The ride-sharing service announced in a blog post today that it has suspended its uberPOP service in Spain after a court ruled earlier this month that the service violated that country’s laws.

The decision caps an up-and-down year for the San Francisco-based company in which it raised billions of dollars in venture capital, undertook an aggressive expansion around the globe, but also experienced a wave of regulatory backlash and bad publicity over safety and privacy.

Because uberPOP was the only service the company provided in Spain, the decision effectively means Uber’s Spanish operation has been shut down for the moment.

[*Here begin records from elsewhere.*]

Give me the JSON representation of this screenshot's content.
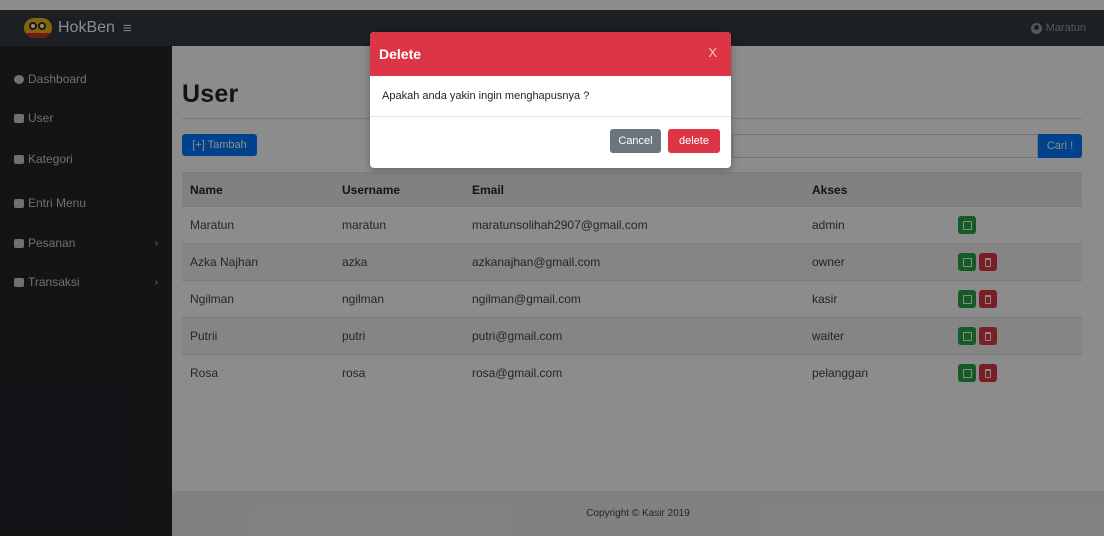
{
  "header": {
    "brand": "HokBen",
    "menu_icon": "hamburger-icon",
    "user_label": "Maratun"
  },
  "sidebar": {
    "items": [
      {
        "label": "Dashboard",
        "icon": "dashboard-icon"
      },
      {
        "label": "User",
        "icon": "users-icon"
      },
      {
        "label": "Kategori",
        "icon": "list-icon"
      },
      {
        "label": "Entri Menu",
        "icon": "utensils-icon"
      },
      {
        "label": "Pesanan",
        "icon": "cart-icon",
        "chevron": "›"
      },
      {
        "label": "Transaksi",
        "icon": "money-icon",
        "chevron": "›"
      }
    ]
  },
  "main": {
    "title": "User",
    "add_button": "[+] Tambah",
    "search": {
      "placeholder": "",
      "value": ""
    },
    "search_button": "Cari !",
    "table": {
      "headers": [
        "Name",
        "Username",
        "Email",
        "Akses",
        ""
      ],
      "rows": [
        {
          "name": "Maratun",
          "username": "maratun",
          "email": "maratunsolihah2907@gmail.com",
          "akses": "admin",
          "actions": [
            "edit"
          ]
        },
        {
          "name": "Azka Najhan",
          "username": "azka",
          "email": "azkanajhan@gmail.com",
          "akses": "owner",
          "actions": [
            "edit",
            "delete"
          ]
        },
        {
          "name": "Ngilman",
          "username": "ngilman",
          "email": "ngilman@gmail.com",
          "akses": "kasir",
          "actions": [
            "edit",
            "delete"
          ]
        },
        {
          "name": "Putrii",
          "username": "putri",
          "email": "putri@gmail.com",
          "akses": "waiter",
          "actions": [
            "edit",
            "delete"
          ]
        },
        {
          "name": "Rosa",
          "username": "rosa",
          "email": "rosa@gmail.com",
          "akses": "pelanggan",
          "actions": [
            "edit",
            "delete"
          ]
        }
      ]
    },
    "footer": "Copyright © Kasir 2019"
  },
  "modal": {
    "title": "Delete",
    "close": "X",
    "message": "Apakah anda yakin ingin menghapusnya ?",
    "cancel": "Cancel",
    "confirm": "delete"
  },
  "colors": {
    "sidebar": "#212529",
    "header": "#343a40",
    "primary": "#007bff",
    "danger": "#dc3545",
    "success": "#28a745",
    "secondary": "#6c757d"
  }
}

“The Association Madrileña Del Taxi requested a court injunction against Uber,” the company wrote in a blog post. “Today we have received the formal ruling and, in compliance with the December 9th order from the commercial judge and in respect of the law, we are temporarily suspending uberPOP in Spain while we appeal the court ruling and look to develop new options to give Spaniards access to safe, reliable rides.”

The company said it remains hopeful it can reach some kind of settlement with the Spanish government that will allow it to resume service.

“During this temporary suspension of uberPOP, we will also collaborate with Spanish politicians to develop the modern framework needed to create a permanent home for Uber and the sharing economy — and fortunately Spanish leaders have already been standing up for the innovation economy,” the company wrote.